Marsh & McLennan – Marsh Inc.’s New York City-based parent – announced Tuesday it agreed to acquire London-based JLT. Both firms have multiple offices in Canada and place commercial insurance.

If the merger is approved, this would result in either “the biggest one or one of the biggest” commercial P&C brokerages in the world, Georges Pigeon, a Montreal-based partner with KPMG’s transaction services group, told Canadian Underwriter Tuesday.

Marsh & McLennan and JLT ranked second and fifth respectively in market share worldwide, a spokesperson for Finaccord Ltd. told Canadian Underwriter Tuesday. Finnacord measures market share by commercial non-life broking revenue in 2015.

Finaccord numbers show Aon is leading the commercial non-life insurance broking market, with 10.5% share. Marsh and JLT had 8.8 and 2% respectively – meaning those two firms have 10.8% market share put together.

Placing third and fourth were London-based Willis Towers Watson PLC and Arthur J. Gallagher & Co.  of Rolling Meadows, Ill. Those firms had 5.4% and 3.7% market share respectively in commercial non-life broking worldwide.

“The insurance brokerage sector in Canada, the U.S., principally – but also other geographies – has been going through period of significant M&A activity,” Pigeon said in an interview. “At the present moment, I don’t see signs of that abating.”

Tuesday’s announcement came six months after Arthur J. Gallagher acquired Palmer Atlantic Insurance Ltd., a Hartland, N.B.-based brokerage that places trucking insurance.

In December, 2017, Ancaster, Ont.-based Dalton Timmis Insurance Group Inc. was acquired by NFP Corp. of New York City.

Marsh and McLennan said Tuesday it expected to have “cost synergies” of about US$250 million over three years as a result of acquiring JLT.

“From experience, those could include office closings, lease rationalization and possibly some personnel moves” in Canada, said Pigeon, who has provided advice for KPMG clients in more than 100 M&A deals, including insurance providers.

Marsh and McLennan did not go so far as to say it would close any offices.

In addition to Marsh, other subsidiaries of Marsh and McLennan include reinsurance brokerage Guy Carpenter, management consulting firm Oliver Wyman and Mercer, which helps companies provide employee health care and pensions.

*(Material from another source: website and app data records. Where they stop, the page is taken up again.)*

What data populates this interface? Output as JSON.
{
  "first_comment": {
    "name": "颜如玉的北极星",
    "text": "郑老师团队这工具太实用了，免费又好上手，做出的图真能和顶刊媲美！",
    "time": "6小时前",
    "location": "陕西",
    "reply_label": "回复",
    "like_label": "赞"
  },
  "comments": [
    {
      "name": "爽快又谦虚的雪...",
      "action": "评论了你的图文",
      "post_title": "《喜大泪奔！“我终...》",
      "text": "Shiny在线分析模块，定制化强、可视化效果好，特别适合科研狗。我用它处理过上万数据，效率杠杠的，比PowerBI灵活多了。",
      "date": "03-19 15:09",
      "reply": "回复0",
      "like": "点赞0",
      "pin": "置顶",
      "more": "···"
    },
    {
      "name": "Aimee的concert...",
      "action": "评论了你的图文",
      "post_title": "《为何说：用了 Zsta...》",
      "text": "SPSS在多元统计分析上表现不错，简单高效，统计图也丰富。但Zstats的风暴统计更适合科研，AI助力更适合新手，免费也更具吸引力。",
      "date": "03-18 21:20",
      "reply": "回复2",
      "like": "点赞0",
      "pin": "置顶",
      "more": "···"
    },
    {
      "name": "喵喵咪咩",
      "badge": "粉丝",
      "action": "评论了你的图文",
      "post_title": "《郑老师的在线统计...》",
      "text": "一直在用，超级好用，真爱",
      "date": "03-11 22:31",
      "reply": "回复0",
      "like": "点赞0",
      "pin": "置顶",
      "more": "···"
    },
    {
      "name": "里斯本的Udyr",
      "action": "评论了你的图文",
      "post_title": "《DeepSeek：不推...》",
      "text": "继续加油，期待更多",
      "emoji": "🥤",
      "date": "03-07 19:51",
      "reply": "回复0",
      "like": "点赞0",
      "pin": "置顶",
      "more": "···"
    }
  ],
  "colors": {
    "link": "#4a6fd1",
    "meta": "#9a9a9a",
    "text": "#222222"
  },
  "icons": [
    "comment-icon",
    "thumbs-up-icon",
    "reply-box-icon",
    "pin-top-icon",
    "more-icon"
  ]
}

Both JLT and Marsh have offices in Toronto, Calgary, Ottawa and Vancouver. In British Columbia, JLT also has offices in Surrey and Victoria. Marsh has offices in Calgary, Edmonton, Regina, Saskatoon, Winnipeg, London, Ont., Kitchener, Ont., Halifax and St. John’s, Nfld.

The agreement to acquire JLT has been approved by the boards of both JLT and Marsh & McLennan. It is still subject to approval from JLT’s shareholders and regulators. It is expected to close in 2019.

It would give JLT shareholders US$5.6 billion in cash and is estimated to have an enterprise value of US$6.4 billion.

In Canada, JLT had revenue of £22.5 million and employed 180 people in 2017, JLT said in its annual report for 2017. The British pound closed Tuesday at $1.71.

Worldwide, JLT reported risk and insurance revenues of £1.066 billion and total company revenues of £1.386 billion in 2017.

For its part, Marsh & McLennan reported worldwide revenues of US$14 billion in 2017, of which US$6.4 billion was from Marsh.